-- Opening Marker --

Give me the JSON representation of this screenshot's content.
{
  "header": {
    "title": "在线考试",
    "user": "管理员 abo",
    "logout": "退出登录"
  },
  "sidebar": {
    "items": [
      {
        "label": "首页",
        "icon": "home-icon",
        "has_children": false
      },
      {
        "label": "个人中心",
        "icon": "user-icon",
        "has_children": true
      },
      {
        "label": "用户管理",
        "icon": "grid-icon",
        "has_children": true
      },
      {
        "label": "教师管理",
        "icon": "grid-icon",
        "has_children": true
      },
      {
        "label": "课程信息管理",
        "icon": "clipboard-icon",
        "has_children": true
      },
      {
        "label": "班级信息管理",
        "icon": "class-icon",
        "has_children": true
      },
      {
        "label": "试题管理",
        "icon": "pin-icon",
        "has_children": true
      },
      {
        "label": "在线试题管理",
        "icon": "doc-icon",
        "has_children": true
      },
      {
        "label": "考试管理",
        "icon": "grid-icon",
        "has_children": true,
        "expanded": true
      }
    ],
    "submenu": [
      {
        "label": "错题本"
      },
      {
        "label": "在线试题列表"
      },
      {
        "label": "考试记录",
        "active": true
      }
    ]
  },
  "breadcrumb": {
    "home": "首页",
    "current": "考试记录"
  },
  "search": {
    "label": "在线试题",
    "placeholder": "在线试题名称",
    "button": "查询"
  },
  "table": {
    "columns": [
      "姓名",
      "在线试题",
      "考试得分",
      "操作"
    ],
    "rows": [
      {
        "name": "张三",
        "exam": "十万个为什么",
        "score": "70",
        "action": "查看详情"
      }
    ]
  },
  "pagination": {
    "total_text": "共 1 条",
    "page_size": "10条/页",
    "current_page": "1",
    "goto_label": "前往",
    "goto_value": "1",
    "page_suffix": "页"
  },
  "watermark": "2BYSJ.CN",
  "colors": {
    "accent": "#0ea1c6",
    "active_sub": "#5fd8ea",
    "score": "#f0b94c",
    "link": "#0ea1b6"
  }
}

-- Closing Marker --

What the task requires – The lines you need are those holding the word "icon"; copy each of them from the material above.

Exercise answer –
        "icon": "home-icon",
        "icon": "user-icon",
        "icon": "grid-icon",
        "icon": "grid-icon",
        "icon": "clipboard-icon",
        "icon": "class-icon",
        "icon": "pin-icon",
        "icon": "doc-icon",
        "icon": "grid-icon",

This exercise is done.